Although the Supreme Court has not considered the breadth of parental rights for decades, nor has it opined on the argument that parental rights are related to the 14th Amendment’s privacy rights, lower federal courts presented with the issue have ruled in various ways. For example, the federal Ninth Circuit Court of Appeals, with jurisdiction over California, has opined that although parental rights are fundamental, the right is limited to deciding where their children go to school, because “what information schools provide [to students] is a matter for the school boards, not the courts, to decide.” (Fields v. Palmdale School District, 447 F. 3d 1187, 1190-91 (2006); CA. Parents for Equalization of Educ. Materials v. Torlakson, 973 F. 3d 1010, 1017 (2020).) It is possible that given the increase in parental rights cases, the Court may take on the topic of parental rights and decide differently than the Ninth Circuit.

California Constitution and statutes
Even if the Supreme Court expands parental rights beyond the contours of existing legal precedent in California, a student’s personal information is protected by the right to privacy specifically included in the State Constitution. (CA. Const. Art.1 § 1.) This privacy right extends to minors of any age when seeking pregnancy-related treatment and advice without parental consent. (Am. Acad. of Pediatrics v. Lungren, 16 Cal. 4th 307, 940 (1997); Family Code §6925.) Adding to this, students in grades 7-12 may be excused from school without the consent of a parent to receive confidential medical services. (Education Code § 46010.1.) Similarly, conversations between students 12 years and older and a school counselor are confidential and cannot be disclosed to parents except in limited circumstances. (Education Code § 49602.) In addition to explicit protections of student privacy, California law protects students from “discrimination of any kind in the educational institutions of the state,” furthering arguments in favor of protecting students. (Education Code §231.5.)
Parental rights arguments
Parental rights cases nationwide are challenging anti-discrimination and student privacy policies that restrict school employees’ ability to disclose a student’s social gender transition to others including parents without the student’s consent.

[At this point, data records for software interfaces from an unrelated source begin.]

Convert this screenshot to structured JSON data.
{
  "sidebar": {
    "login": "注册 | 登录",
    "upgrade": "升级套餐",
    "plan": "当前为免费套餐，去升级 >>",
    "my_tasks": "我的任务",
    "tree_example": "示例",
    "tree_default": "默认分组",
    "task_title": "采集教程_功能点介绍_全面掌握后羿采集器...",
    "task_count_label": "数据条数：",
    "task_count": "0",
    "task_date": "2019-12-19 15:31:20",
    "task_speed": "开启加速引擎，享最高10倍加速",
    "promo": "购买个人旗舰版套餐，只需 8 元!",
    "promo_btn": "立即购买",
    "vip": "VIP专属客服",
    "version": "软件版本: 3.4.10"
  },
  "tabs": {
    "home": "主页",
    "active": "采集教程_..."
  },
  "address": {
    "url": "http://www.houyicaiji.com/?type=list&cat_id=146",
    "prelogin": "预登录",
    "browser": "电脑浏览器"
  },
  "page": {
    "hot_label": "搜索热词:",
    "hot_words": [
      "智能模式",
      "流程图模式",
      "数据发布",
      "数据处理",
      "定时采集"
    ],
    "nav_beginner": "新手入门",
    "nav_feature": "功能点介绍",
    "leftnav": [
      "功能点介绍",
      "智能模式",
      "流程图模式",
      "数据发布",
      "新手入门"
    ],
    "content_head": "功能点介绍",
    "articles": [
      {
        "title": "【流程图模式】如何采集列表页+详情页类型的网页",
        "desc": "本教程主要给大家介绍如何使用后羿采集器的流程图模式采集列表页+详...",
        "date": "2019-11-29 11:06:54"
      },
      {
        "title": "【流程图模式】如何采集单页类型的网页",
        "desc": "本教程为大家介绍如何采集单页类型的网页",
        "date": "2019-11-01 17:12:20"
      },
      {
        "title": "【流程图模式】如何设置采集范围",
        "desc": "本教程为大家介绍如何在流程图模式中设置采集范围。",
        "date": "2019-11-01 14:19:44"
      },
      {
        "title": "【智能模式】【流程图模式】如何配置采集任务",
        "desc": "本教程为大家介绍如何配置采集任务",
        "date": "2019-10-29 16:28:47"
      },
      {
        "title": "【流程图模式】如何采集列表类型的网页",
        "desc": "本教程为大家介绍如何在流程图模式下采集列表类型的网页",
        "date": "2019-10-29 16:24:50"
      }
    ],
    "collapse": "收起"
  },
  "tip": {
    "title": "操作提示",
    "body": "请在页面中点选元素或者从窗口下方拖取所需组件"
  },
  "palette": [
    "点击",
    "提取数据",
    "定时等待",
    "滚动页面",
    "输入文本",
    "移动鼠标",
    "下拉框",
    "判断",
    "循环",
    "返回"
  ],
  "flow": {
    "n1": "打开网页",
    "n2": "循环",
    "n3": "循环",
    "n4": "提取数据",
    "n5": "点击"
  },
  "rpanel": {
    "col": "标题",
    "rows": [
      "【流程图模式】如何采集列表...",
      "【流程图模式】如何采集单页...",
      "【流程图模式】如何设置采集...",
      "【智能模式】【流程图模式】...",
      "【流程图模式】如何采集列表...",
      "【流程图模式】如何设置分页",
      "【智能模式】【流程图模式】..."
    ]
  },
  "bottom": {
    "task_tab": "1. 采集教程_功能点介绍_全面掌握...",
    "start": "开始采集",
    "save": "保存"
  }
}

These cases emphasize existing rights of parents such as those found in Education Code section 51101, which includes the right of parental access to student records. In California, a parent is challenging the guidance from the California Department of Education, which states that engaging parents is the best option, but if students do not consent to disclosing their social transition, parents may only be informed if there is a “compelling need to know.” (Regino v. Staley, 2023 WL 2976381, (E.D. Cal. Apr. 17, 2023).) Any ruling by the Supreme Court to establish a fundamental right for parents to receive information from schools about gender transition using the Meyers-Pierce right, or by creating a new fundamental “familial privacy” right to intimate information about their child, would trump the student’s right of privacy and protection from discrimination used by courts to support the challenged policies. (Tatel v. Mt. Lebanon Sch. Dist., 2022 WL 15523185 (W.D. Pa. Oct. 27, 2022).)

Until the Supreme Court responds to these multi-faceted constitutional questions, governing boards in California are bound by the state’s right of privacy and anti-discrimination laws that, in many instances, weigh in favor of protecting the rights of students.

Keith Bray is CSBA’s General Counsel & Chief of Staff
Please note that the information provided here by CSBA is for informational purposes and is not legal advice. Please contact your district or county office of education’s legal counsel for legal questions related to this information.